(Dataset rows describing interfaces)
⁂

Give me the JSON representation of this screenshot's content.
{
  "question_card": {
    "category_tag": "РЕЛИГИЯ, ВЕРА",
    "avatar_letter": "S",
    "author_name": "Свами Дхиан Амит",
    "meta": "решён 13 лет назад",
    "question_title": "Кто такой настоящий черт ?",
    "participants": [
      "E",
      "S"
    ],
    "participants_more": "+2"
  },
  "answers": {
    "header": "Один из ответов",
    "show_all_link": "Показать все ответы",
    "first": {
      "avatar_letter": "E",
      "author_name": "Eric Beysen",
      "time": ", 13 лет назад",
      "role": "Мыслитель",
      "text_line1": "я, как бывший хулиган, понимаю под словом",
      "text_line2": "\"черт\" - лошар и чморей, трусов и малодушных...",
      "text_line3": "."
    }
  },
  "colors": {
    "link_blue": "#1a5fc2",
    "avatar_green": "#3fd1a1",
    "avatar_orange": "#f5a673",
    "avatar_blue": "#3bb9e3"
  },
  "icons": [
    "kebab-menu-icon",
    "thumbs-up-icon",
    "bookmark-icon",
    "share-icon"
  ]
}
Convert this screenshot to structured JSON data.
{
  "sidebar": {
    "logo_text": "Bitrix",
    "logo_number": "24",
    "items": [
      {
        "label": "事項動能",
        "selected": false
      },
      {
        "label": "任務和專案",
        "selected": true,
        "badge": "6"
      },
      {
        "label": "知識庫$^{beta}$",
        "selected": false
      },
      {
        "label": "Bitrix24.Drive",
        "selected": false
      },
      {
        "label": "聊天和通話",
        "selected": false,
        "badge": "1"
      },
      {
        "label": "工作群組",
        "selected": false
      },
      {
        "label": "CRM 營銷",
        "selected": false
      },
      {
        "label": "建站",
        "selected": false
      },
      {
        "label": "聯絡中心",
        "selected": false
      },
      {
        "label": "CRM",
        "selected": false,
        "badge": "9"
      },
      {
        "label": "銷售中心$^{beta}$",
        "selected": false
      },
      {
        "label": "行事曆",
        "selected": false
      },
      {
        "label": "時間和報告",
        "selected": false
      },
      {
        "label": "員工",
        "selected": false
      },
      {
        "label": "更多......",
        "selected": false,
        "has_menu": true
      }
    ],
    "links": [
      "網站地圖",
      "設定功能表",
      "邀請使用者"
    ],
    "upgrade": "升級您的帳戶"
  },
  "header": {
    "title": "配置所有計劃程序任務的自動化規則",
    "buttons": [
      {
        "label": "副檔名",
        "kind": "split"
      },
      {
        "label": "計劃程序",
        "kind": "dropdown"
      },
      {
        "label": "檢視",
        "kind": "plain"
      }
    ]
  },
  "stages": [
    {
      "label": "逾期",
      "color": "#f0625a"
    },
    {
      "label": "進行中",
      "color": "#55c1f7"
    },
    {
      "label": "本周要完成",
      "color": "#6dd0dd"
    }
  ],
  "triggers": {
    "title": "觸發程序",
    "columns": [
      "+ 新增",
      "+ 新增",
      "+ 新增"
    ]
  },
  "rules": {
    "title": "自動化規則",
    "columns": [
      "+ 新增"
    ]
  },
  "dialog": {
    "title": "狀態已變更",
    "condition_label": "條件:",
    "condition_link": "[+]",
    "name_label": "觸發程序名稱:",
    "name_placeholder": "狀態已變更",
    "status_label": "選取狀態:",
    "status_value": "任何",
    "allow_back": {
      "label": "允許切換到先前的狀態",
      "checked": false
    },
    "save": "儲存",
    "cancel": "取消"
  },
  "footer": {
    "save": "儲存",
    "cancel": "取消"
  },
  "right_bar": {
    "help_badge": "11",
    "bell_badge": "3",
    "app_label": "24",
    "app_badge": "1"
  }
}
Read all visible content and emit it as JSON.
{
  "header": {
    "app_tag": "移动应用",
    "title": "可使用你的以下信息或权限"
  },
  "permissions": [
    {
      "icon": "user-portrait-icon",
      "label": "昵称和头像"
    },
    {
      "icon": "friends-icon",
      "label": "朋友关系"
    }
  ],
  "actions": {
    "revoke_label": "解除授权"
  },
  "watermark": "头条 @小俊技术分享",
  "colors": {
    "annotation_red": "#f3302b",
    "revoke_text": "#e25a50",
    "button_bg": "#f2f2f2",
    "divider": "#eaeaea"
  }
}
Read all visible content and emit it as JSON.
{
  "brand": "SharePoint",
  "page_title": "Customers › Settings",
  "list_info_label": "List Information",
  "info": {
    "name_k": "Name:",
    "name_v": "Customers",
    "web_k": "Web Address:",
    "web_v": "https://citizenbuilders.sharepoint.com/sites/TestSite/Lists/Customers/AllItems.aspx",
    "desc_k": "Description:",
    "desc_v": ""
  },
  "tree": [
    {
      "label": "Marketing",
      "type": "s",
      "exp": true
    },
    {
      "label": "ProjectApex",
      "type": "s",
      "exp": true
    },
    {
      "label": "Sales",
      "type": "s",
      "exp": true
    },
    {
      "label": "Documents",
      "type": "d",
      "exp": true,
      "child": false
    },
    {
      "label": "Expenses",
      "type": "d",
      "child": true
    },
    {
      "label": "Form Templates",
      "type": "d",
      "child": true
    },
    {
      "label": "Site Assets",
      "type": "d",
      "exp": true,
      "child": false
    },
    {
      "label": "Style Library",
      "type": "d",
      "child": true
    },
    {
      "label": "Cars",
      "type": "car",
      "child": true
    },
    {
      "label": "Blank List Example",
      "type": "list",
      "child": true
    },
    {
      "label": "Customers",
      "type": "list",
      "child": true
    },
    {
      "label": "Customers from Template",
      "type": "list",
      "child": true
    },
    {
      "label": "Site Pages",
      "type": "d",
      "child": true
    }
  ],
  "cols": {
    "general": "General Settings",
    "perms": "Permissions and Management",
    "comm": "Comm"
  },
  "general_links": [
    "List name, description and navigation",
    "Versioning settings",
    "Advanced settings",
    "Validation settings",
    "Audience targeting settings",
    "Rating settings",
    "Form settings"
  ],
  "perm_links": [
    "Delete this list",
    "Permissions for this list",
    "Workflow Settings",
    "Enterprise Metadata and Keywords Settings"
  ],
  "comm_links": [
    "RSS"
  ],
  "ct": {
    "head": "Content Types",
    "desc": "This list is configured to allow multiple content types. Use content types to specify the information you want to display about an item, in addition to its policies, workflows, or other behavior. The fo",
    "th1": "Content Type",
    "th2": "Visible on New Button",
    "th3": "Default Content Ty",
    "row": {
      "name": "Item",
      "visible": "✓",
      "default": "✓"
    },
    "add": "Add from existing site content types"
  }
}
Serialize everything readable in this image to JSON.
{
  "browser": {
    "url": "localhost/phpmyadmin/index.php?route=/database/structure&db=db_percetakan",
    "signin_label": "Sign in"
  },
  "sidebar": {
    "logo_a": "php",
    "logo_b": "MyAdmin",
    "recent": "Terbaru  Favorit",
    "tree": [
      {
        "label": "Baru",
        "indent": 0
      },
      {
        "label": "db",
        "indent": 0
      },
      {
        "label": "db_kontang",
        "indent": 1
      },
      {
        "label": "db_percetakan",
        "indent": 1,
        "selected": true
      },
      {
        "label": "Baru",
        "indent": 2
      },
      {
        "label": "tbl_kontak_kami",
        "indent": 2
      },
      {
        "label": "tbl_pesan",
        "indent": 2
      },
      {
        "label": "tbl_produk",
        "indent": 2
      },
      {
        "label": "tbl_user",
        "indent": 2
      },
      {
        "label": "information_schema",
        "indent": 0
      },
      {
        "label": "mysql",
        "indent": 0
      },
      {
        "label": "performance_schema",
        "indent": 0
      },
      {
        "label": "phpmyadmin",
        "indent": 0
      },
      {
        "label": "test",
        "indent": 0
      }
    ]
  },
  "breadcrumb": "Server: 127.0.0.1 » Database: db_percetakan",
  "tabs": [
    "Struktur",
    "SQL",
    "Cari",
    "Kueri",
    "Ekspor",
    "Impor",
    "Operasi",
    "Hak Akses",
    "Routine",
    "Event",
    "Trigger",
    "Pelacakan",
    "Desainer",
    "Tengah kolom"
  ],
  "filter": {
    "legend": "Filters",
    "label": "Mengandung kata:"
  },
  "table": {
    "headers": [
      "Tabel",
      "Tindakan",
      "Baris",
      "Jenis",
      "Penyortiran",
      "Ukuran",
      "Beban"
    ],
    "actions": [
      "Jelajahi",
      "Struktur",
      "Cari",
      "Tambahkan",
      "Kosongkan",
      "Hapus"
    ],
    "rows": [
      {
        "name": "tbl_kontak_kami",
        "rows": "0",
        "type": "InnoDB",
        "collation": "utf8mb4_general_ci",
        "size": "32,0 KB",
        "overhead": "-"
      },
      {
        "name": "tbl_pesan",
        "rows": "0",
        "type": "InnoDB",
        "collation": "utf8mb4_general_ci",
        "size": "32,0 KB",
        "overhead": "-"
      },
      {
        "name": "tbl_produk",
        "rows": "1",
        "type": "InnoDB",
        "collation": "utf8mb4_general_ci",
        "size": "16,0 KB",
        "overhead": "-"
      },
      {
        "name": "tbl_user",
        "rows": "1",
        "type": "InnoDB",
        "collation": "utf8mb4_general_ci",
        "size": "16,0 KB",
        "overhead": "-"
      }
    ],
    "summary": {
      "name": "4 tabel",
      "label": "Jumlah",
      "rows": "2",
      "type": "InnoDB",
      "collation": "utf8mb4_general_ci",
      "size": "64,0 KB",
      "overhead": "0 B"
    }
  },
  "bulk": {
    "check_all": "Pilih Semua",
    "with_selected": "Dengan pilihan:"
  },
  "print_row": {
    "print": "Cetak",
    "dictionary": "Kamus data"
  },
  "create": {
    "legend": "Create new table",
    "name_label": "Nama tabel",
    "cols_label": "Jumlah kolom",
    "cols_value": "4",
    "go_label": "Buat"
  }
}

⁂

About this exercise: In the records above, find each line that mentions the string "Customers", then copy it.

Answer below:
  "page_title": "Customers › Settings",
    "name_v": "Customers",
    "web_v": "https://citizenbuilders.sharepoint.com/sites/TestSite/Lists/Customers/AllItems.aspx",
      "label": "Customers",
      "label": "Customers from Template",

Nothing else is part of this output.